JTWC is the U.S. Department of Defense agency responsible for issuing tropical cyclone warnings for the Pacific and Indian Oceans. JTWC provides analysis of current and past TC location and intensity for the Western Pacific, North Indian, and Southern Hemisphere ocean basins. Much of JTWC's data is not available for public access due to their sensitive military mission, however JTWC has recently granted permission for TCGP to publicly disseminate their real-time operational estimates of tropical cyclone parameters from the JTWC Collaboration Site. JTWC invites researchers and collaborators who need historical or archive data to apply for a collaboration account at the link above. JTWC's specific contributions to TCGP include:

  • CARQ lines: Operationally-analyzed estimates of tropical cyclone intensity, position, and size for the previous 24 h during the history of the storm. These data are included in TCGP's a-decks.
  • TCVITALS: Operationally-analyzed estimates of tropical cyclone intensity, position, and size formatted into files for the purpose of initializing numerical weather models and other forecast aids. TCGP uses these TCVITALS (format described here to create working best track files (b-decks)for these basins. Users are cautioned that the contents of TCGP's working best tracks will often differ in content from JTWC's actual working best tracks. For instance, JTWC may update their operational estimates during a forecast cycle, which may not be immediately reflected in TCGP. They may also working best track after the fact during a storm event and such changes will NOT be reflected in TCGP's working best tracks. Users are reminded that JTWC's final post-season best tracks can be obtained from JTWC's web site approximately one year following the storm.
  • Storm table: JTWC also provides a consistent ATCF-based numbering scheme for TCs in the other global basins outside of the North Atlantic and East/Central Pacific. This JTWC storm table is distributed via NRL's ATCF collaboration site

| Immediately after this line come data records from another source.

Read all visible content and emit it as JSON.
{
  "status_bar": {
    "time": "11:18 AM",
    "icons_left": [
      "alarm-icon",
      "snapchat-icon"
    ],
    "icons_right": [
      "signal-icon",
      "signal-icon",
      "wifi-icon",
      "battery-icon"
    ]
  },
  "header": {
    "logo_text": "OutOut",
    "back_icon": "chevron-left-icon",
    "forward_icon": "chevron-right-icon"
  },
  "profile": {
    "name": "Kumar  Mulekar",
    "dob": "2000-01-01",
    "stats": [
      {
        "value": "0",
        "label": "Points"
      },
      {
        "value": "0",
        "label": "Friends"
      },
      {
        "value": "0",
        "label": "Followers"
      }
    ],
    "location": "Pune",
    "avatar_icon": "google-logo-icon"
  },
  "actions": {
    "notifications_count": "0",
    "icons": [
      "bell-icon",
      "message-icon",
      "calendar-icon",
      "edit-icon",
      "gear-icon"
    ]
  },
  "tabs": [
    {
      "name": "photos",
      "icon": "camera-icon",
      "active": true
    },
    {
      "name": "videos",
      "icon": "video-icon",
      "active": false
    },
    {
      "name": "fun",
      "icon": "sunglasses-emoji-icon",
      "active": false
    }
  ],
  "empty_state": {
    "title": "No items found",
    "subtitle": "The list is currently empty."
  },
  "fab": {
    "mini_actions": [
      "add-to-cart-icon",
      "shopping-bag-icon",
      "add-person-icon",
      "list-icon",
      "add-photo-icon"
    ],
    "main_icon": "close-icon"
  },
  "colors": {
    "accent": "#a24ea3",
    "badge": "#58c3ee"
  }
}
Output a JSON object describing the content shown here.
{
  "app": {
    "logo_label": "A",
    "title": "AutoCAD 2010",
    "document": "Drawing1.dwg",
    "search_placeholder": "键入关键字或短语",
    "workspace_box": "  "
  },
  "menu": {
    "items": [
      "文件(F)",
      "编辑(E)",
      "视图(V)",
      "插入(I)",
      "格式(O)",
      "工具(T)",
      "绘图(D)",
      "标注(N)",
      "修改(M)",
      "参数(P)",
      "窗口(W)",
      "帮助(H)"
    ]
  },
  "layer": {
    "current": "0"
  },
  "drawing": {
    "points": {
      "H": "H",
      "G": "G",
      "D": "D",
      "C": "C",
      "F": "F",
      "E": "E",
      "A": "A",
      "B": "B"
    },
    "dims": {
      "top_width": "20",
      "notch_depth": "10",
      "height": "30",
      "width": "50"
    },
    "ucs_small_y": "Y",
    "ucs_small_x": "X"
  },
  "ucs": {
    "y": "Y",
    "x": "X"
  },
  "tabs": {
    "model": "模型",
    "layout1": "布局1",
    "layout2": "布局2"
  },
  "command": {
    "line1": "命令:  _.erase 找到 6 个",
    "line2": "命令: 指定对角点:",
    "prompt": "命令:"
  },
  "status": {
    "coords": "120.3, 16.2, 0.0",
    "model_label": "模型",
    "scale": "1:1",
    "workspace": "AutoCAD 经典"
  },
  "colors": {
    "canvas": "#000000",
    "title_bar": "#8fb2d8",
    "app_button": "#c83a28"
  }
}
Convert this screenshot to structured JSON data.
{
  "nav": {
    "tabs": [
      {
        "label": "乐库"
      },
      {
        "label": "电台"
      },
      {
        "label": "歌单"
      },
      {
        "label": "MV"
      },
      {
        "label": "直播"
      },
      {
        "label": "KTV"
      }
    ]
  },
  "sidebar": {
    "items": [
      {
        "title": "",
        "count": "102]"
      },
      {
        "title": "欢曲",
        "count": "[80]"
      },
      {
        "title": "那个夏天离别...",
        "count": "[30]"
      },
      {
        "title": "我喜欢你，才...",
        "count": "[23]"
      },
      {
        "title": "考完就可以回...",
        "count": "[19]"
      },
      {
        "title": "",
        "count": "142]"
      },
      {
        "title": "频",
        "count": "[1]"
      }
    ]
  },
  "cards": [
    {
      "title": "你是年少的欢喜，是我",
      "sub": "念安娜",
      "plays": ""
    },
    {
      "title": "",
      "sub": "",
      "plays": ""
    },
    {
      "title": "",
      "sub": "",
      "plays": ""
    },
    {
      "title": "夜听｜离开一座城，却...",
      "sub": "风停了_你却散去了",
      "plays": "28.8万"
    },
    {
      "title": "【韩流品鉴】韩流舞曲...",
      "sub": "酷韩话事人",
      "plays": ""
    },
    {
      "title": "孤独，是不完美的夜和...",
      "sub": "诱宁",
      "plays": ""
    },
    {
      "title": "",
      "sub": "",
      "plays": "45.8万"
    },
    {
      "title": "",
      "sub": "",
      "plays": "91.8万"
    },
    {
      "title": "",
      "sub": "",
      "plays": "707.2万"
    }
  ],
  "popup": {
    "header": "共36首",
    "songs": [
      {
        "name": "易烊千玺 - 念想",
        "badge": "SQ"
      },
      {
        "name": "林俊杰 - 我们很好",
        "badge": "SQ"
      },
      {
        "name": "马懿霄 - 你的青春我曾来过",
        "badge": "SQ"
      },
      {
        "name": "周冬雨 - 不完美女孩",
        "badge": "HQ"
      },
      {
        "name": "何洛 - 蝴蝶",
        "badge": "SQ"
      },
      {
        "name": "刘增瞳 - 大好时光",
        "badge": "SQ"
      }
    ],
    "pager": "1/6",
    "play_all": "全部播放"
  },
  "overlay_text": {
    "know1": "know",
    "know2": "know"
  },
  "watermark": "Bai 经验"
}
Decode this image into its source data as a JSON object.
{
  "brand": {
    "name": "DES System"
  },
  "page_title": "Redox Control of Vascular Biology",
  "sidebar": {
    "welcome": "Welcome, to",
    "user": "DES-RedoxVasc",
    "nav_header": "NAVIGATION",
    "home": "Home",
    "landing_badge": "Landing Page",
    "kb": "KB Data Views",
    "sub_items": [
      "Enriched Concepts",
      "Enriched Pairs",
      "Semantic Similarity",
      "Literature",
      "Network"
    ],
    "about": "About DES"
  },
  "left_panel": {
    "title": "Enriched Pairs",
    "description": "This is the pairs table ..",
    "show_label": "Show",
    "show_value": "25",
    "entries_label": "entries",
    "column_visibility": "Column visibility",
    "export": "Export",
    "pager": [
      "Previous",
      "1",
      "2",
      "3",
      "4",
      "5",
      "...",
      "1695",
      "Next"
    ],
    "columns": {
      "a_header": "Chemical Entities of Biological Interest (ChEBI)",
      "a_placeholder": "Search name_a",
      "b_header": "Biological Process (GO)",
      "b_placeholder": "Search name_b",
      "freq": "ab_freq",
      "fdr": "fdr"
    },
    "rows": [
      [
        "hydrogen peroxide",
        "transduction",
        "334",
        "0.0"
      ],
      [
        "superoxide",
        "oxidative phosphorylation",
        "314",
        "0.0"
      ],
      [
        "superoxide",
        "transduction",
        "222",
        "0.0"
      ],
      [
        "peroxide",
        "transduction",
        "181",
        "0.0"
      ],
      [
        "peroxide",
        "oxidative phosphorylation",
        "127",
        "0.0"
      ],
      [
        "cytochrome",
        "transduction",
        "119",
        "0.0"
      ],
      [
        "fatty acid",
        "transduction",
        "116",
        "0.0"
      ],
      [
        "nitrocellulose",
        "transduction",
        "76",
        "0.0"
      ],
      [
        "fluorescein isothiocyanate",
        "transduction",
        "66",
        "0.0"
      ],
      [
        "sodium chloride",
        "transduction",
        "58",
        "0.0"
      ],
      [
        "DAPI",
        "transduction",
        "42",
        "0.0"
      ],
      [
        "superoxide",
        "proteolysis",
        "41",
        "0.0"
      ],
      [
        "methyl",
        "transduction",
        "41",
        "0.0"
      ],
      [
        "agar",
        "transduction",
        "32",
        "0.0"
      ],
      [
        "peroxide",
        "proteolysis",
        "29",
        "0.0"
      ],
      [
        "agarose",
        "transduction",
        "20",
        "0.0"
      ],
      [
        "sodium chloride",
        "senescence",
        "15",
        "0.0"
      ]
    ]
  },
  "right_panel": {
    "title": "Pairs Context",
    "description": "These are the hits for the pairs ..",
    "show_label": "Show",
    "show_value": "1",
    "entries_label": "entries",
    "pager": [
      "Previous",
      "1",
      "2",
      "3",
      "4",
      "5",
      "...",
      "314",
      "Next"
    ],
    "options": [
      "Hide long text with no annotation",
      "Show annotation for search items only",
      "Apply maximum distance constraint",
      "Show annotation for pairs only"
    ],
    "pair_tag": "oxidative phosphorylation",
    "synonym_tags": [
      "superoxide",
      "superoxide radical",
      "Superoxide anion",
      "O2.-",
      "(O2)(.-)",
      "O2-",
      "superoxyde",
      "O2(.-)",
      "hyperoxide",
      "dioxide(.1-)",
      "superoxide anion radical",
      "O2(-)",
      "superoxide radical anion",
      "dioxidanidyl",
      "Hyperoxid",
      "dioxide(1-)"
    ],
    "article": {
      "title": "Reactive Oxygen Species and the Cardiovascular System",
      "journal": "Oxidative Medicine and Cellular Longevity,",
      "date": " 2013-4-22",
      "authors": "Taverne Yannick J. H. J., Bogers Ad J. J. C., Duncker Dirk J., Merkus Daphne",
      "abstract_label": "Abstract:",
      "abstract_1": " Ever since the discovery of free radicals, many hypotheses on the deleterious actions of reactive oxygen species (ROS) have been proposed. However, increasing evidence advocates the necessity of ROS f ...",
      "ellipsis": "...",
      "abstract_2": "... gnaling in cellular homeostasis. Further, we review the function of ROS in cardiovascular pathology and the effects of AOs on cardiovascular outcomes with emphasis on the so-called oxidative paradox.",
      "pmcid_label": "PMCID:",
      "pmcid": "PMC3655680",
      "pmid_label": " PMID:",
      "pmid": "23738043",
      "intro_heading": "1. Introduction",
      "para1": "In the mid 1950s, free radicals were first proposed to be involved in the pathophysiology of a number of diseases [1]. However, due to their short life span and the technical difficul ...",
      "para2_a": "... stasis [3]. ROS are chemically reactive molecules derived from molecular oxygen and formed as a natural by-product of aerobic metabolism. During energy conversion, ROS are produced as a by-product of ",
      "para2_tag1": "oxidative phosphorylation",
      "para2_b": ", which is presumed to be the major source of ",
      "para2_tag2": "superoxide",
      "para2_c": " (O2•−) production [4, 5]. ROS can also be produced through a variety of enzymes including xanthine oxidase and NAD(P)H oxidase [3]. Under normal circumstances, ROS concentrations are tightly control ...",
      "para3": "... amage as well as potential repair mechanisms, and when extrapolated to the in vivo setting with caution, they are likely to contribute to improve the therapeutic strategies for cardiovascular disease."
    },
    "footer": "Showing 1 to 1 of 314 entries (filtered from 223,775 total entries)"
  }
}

United Kingdom Met Office

The UK Met Office provides the track and intensity forecasts from the Unified Global Model. These are provided to TCGP via special arrangement.

University Contributors

Massachusetts Institute of Technology (MIT) - Professor Kerry Emanuel

Professor Kerry Emanuel is a world renowned expert in the thermodynamics of tropical cyclones and how storm dynamics plus environmental factors such as the sea surface temperature (SST) and upper tropospheric outflow temperature act to set an upper bound on the intensity that a system can achieve. Such a limit is called the Maximum Potential Intensity (MPI). Kerry's specific contributions to TCGP include:

Massachusetts Institute of Technology (MIT) - Jonathan Lin

Jonathan Lin is a graduate student at the Massachusetts Institute of Technology. Jonathan Lin's contribution to TCGP is:

*The data incorporated herein is generated from the use of the Massachusetts Institute of Technology (MIT)’s Forecasts of Hurricanes Using Large-ensemble Outputs (FHLO) version 1.50, © MIT, used with permission. All Rights Reserved.